Via Ferrett Steinmetz – who is an extraordinarily talented writer and whose blog is very much worth the read – Wonderbook’s Editor’s Roundtable, wherein a group of editors look at the same story and give feedback, as though they were reading the story from the slush pile.
Seriously, anyone who’s trying to sell short fiction (especially if you’ve had little success or a lot of close-but-not-close-enough rejections), go and read this. Even if you don’t have time to look at the detailed comments, look at the general comments.
I read slush for ASIM. Sometimes, I get very frustrated reading slush for ASIM, but that’s another story entirely.
Well, I’ll give one one part of that story: I usually know by the time I’ve finished the first paragraph if I’m going to give the story a positive or negative response. If there’s nothing to grab me there, I will not want to read on. Note that I always read the whole story out of fairness to authors who have sweated over the work, but I have yet to come across anything where the first paragraph hasn’t grabbed me, and then the rest of the story is awesome.
Now, Dust and Deadduns. If I came across this story in the slush pile, it would probably have been a “meh” vote – middle of the line. I am a reader who is drawn to character primarily, and there’s very little about the actual characters in the first paragraphs. However, there is also a character of type in the interesting setting, and that’s the only thing that would have kept me reading long enough to get into the actual characters. The dialect, I find off-putting, but it’s not done badly enough to make me stop reading.
And then I would have read down to the introduction of zombies, and this is probably the point at which I would have lost interest. Because a vaguely interesting setting, combined with characters who feel, at this stage, two-dimensional, and a trope that’s been done a thousand times, equals loss of interest for me.
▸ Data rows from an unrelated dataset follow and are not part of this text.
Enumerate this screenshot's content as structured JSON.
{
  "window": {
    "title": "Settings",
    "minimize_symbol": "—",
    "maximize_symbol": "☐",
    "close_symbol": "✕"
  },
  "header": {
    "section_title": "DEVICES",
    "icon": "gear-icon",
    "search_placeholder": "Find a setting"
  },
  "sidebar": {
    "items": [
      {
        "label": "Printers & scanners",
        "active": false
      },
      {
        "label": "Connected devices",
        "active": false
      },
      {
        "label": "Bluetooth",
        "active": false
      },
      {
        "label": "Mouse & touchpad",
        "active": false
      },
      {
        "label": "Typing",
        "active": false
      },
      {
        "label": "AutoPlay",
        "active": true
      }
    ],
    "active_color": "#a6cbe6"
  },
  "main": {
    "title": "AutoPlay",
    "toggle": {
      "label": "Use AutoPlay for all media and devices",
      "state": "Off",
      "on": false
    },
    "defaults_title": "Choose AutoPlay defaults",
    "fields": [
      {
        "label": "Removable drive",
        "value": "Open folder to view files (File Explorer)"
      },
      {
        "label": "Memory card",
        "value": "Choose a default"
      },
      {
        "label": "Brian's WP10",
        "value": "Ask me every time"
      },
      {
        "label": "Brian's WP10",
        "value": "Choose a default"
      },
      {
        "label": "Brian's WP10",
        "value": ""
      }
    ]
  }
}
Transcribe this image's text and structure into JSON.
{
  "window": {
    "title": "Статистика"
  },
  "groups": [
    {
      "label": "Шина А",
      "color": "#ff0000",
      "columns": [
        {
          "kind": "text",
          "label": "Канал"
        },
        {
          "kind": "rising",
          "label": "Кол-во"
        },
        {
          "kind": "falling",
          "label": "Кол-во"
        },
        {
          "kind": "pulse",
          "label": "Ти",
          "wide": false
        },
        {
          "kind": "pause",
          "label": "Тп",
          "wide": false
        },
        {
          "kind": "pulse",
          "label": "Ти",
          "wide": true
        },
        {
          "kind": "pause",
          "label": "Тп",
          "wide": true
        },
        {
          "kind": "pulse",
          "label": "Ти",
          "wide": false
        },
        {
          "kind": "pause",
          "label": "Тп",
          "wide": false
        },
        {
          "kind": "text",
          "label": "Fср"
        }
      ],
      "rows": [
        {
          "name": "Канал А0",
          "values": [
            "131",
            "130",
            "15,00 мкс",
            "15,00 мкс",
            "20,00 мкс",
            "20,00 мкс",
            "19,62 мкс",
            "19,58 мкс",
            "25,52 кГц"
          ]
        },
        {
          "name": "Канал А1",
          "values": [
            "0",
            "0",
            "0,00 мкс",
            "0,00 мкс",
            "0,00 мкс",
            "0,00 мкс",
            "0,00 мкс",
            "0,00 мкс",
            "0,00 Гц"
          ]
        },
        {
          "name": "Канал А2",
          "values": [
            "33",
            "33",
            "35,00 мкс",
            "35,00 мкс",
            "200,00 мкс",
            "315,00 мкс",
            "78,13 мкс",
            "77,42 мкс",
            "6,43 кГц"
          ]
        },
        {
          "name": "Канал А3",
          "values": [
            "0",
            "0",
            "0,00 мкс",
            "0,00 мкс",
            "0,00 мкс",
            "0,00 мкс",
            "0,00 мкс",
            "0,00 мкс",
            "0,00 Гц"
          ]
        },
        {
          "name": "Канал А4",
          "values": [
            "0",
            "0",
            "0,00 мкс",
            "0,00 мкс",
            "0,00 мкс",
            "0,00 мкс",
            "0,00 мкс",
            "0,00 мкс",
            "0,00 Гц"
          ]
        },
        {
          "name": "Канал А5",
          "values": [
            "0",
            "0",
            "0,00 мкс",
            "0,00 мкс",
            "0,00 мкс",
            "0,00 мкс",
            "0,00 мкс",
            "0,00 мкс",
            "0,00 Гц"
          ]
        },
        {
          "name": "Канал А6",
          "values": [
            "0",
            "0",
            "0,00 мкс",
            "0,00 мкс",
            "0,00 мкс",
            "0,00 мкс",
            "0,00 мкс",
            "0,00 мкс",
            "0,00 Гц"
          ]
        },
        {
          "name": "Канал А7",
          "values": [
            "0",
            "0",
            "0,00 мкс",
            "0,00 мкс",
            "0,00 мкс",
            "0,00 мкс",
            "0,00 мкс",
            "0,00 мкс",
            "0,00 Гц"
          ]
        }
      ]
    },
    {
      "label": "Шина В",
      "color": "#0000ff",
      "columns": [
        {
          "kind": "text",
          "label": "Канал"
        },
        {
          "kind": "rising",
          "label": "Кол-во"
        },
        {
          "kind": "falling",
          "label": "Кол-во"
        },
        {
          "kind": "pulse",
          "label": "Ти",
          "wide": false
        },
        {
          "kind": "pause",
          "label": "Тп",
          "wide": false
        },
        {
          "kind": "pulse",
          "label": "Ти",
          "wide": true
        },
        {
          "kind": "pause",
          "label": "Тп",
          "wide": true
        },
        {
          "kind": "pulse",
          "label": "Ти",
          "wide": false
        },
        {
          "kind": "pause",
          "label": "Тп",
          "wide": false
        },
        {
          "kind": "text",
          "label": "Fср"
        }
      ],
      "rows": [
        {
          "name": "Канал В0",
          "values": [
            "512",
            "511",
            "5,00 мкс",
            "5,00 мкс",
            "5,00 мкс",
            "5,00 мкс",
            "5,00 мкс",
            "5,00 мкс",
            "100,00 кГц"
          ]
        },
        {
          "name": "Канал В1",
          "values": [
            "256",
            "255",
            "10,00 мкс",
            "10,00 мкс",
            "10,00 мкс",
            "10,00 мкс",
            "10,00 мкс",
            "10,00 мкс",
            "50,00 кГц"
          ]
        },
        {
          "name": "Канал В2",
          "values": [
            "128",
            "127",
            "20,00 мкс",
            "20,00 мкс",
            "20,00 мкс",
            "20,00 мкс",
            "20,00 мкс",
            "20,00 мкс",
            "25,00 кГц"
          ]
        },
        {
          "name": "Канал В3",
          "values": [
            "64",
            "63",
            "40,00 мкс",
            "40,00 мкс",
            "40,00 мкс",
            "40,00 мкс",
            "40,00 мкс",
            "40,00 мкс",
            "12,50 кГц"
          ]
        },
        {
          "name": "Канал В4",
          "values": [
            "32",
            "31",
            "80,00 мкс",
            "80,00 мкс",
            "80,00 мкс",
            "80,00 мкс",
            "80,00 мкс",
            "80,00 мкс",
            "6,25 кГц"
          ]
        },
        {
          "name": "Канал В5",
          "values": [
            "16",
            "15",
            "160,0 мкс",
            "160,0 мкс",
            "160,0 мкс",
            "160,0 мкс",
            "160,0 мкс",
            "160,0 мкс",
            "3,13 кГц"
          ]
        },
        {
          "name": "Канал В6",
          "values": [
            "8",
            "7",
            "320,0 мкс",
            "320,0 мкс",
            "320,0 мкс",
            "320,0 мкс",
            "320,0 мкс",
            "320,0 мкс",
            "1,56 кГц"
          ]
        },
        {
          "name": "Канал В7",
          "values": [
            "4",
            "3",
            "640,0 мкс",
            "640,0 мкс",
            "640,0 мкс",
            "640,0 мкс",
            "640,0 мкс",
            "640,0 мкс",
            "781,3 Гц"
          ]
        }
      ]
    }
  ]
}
And I emphasise that for me. And note that I am merely a lowly slush reader, and then point you to the awesome editors and their opinions.
Seriously, go and read the post. It’s worth it. I suspect that the entirety of Wonderbook will be worth the purchase, and I am eagerly awaiting my own copy, which is somewhere in the world on its way to me.